Problem: Find the count of lines in the material below that include the word "handle". State nothing but that number.

Records for this exercise:
Start of Block

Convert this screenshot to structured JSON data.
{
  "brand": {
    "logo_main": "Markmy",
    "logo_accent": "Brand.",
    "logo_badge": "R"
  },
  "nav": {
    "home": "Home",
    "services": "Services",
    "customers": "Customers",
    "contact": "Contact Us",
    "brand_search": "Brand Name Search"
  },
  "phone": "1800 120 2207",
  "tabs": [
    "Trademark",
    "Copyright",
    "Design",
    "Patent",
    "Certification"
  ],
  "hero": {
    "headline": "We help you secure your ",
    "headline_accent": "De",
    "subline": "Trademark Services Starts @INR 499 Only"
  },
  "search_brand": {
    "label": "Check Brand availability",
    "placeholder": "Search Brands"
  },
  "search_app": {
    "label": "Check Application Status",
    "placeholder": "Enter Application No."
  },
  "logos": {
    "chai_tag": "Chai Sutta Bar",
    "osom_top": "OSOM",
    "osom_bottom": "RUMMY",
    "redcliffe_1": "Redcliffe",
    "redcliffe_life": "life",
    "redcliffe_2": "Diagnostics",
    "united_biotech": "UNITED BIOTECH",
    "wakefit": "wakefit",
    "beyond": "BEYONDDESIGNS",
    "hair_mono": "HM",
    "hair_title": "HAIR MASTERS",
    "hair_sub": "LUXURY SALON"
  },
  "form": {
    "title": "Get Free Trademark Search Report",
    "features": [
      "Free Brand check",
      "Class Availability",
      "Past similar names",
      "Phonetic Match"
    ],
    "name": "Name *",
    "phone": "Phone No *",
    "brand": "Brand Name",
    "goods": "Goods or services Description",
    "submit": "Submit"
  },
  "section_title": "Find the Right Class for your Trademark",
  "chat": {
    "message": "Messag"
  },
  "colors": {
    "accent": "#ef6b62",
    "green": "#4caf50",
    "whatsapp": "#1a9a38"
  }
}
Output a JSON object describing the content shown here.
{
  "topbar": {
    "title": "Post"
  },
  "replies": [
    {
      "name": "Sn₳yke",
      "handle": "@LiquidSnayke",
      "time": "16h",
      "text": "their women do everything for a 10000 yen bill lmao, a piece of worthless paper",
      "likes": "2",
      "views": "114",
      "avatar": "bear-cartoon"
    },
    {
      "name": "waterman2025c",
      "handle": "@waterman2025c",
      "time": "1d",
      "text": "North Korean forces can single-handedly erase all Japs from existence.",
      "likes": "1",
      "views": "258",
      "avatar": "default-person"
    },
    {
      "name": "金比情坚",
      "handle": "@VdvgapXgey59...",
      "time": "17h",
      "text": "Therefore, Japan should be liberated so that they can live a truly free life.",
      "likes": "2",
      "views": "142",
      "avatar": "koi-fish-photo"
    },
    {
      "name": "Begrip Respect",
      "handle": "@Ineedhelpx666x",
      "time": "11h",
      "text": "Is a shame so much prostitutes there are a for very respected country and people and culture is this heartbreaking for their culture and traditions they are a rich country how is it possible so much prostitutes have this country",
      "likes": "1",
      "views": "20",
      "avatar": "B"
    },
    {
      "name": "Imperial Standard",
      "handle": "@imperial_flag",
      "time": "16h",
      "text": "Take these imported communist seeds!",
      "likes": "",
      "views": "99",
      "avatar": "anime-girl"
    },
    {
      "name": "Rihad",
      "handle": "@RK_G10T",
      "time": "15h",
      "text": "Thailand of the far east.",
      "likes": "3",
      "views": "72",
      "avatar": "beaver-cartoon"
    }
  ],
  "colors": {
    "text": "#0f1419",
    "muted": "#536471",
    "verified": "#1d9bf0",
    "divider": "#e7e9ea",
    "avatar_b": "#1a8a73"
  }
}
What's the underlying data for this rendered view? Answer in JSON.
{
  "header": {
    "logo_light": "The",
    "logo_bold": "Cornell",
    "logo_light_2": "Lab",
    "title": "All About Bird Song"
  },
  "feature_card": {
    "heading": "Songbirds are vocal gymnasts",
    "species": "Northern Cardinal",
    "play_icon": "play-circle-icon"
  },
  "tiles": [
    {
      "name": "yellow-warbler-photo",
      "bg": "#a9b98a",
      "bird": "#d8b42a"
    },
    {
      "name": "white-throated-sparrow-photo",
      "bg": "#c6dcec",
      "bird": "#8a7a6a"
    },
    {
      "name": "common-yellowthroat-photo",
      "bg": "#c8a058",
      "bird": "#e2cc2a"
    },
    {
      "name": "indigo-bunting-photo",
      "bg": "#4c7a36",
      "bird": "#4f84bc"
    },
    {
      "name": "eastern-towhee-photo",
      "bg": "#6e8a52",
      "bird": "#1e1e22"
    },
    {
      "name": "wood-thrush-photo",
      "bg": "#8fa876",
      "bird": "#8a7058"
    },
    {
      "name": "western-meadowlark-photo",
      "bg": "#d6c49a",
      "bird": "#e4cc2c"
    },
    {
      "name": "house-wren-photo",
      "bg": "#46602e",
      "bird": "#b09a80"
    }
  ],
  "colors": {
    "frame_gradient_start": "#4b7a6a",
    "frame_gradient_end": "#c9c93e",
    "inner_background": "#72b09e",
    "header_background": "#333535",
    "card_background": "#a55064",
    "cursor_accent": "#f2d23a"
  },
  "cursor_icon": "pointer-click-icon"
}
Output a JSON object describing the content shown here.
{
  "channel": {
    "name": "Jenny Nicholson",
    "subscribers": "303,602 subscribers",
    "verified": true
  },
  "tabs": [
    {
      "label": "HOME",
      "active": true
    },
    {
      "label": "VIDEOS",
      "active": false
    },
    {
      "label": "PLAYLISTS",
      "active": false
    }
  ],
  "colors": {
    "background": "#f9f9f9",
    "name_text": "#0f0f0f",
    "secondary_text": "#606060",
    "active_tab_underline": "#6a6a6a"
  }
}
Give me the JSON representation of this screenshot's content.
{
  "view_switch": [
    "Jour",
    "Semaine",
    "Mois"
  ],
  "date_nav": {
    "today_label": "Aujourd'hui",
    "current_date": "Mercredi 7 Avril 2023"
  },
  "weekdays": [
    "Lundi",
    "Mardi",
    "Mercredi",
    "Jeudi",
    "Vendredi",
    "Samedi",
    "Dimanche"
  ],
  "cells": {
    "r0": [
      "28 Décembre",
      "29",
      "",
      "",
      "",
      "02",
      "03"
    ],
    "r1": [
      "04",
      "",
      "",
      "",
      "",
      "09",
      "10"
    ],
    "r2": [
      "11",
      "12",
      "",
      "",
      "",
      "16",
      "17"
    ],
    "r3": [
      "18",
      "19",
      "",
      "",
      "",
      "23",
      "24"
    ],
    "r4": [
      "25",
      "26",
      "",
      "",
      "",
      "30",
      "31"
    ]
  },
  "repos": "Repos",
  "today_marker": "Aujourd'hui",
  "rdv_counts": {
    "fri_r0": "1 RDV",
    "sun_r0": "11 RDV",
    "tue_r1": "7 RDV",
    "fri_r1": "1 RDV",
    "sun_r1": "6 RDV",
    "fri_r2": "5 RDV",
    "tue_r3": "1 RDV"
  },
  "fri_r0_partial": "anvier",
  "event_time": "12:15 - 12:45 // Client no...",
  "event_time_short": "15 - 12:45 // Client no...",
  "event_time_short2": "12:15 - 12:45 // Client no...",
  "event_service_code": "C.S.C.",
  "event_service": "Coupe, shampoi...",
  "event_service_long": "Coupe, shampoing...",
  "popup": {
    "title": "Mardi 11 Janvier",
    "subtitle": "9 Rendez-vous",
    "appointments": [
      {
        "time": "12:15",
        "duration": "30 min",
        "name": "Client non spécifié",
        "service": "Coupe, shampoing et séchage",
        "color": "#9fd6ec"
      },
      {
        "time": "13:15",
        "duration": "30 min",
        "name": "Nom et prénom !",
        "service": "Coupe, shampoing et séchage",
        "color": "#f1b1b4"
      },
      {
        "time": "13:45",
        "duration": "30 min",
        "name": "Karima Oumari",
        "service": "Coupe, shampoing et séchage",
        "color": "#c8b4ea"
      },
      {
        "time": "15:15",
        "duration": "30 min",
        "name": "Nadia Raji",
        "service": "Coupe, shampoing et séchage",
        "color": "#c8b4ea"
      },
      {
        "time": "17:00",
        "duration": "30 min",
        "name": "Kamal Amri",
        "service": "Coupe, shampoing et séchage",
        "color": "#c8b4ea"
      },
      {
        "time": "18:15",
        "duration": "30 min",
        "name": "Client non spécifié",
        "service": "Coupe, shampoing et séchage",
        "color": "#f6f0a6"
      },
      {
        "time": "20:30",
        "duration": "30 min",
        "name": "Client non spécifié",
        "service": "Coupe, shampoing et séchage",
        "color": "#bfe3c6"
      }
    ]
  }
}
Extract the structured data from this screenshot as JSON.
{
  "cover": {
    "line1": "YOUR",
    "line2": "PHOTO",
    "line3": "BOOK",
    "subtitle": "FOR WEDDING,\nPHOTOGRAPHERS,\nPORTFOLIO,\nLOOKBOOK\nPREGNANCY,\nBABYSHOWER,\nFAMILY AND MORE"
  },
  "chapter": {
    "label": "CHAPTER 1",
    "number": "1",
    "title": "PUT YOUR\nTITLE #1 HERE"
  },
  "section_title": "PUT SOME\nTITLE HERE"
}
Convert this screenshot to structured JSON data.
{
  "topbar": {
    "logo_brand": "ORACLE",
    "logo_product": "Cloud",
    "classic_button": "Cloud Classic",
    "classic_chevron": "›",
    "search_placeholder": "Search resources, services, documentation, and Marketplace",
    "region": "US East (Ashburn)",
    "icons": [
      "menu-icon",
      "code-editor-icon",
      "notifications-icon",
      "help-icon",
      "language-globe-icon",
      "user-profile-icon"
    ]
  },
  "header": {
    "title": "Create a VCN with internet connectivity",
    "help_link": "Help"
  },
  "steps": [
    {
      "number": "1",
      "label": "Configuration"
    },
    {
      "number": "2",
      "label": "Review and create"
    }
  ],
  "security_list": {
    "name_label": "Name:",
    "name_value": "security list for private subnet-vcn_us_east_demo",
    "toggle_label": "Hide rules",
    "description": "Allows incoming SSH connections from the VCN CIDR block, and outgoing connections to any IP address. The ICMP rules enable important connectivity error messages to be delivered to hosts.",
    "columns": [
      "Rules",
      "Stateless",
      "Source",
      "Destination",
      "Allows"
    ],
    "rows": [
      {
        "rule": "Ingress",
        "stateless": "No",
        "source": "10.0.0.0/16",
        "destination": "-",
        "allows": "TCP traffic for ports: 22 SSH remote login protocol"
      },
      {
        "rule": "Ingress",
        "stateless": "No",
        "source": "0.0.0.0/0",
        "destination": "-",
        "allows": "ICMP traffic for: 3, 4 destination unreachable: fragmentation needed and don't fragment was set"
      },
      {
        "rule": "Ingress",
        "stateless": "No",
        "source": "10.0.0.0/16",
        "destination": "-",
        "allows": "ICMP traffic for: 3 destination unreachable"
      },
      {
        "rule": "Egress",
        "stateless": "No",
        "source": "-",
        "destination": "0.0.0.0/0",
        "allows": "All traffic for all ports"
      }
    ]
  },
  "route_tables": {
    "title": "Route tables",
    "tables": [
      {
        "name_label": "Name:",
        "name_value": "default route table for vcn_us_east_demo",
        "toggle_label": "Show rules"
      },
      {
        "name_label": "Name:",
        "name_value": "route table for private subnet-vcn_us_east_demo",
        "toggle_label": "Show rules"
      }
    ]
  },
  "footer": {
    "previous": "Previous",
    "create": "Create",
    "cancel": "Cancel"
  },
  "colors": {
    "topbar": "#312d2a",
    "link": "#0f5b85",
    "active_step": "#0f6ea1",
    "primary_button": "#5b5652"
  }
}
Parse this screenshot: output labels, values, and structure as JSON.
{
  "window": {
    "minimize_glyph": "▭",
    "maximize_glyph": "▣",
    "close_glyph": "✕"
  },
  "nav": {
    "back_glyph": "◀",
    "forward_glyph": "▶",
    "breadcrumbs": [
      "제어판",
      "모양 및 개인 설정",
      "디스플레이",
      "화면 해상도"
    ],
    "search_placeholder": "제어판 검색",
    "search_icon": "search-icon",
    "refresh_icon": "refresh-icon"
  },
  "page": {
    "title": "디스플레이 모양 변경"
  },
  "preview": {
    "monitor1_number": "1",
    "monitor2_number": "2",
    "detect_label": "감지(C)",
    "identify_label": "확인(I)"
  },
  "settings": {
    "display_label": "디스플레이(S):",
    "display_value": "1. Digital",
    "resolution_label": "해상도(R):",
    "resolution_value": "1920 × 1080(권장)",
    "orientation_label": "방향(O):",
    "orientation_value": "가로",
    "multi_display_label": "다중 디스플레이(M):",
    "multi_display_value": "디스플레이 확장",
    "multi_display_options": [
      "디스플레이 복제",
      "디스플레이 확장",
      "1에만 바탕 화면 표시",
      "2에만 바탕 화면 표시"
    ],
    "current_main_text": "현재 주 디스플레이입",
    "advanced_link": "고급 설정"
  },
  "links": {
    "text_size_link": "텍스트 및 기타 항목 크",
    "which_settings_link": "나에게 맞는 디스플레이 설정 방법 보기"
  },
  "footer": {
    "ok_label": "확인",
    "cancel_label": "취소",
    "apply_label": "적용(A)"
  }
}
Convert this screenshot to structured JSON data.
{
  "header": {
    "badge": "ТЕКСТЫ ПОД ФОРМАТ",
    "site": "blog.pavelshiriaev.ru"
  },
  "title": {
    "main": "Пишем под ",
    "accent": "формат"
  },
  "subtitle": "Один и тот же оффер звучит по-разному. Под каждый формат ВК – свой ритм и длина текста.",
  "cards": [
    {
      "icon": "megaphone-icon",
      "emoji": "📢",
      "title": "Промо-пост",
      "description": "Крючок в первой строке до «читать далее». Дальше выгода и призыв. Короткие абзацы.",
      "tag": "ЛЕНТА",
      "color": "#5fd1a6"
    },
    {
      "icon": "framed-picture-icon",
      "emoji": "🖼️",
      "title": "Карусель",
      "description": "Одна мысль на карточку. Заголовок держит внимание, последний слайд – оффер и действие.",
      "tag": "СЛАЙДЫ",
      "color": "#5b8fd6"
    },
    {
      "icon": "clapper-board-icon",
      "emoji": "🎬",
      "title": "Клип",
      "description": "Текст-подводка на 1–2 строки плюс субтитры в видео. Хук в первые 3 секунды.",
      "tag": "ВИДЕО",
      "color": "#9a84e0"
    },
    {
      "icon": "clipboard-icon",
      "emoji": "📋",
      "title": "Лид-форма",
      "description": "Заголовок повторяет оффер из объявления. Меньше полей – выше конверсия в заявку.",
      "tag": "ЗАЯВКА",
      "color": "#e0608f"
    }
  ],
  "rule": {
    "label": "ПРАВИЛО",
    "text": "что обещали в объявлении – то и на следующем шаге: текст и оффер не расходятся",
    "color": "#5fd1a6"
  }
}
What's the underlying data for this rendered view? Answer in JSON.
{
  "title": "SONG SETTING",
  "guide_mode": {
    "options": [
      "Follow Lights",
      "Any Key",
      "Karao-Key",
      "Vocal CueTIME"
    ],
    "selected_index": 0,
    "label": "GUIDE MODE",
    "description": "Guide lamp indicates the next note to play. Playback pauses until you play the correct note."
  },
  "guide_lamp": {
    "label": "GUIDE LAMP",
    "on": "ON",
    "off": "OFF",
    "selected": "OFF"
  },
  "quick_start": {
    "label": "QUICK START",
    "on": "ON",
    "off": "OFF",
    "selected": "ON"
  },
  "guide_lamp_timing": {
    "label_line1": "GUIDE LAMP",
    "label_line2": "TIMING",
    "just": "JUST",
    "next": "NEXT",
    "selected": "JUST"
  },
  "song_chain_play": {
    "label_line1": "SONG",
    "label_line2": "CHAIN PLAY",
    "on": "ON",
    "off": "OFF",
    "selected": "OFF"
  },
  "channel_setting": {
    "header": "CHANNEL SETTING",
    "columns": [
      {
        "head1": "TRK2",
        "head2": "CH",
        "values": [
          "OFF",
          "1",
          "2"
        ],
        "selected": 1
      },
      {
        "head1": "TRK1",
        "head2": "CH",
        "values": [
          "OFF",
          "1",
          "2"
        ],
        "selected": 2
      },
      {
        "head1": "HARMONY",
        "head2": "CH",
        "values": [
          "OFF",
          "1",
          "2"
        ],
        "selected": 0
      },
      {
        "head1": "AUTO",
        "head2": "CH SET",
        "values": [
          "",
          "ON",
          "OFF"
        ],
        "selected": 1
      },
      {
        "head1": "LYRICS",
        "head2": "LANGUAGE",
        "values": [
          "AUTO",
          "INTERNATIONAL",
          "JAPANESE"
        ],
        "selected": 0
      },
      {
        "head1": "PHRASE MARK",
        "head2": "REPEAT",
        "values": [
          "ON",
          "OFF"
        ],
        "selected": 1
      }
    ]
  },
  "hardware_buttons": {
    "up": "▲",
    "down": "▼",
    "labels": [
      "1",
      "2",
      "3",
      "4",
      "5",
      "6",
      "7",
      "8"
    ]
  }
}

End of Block

Solved exercise: 6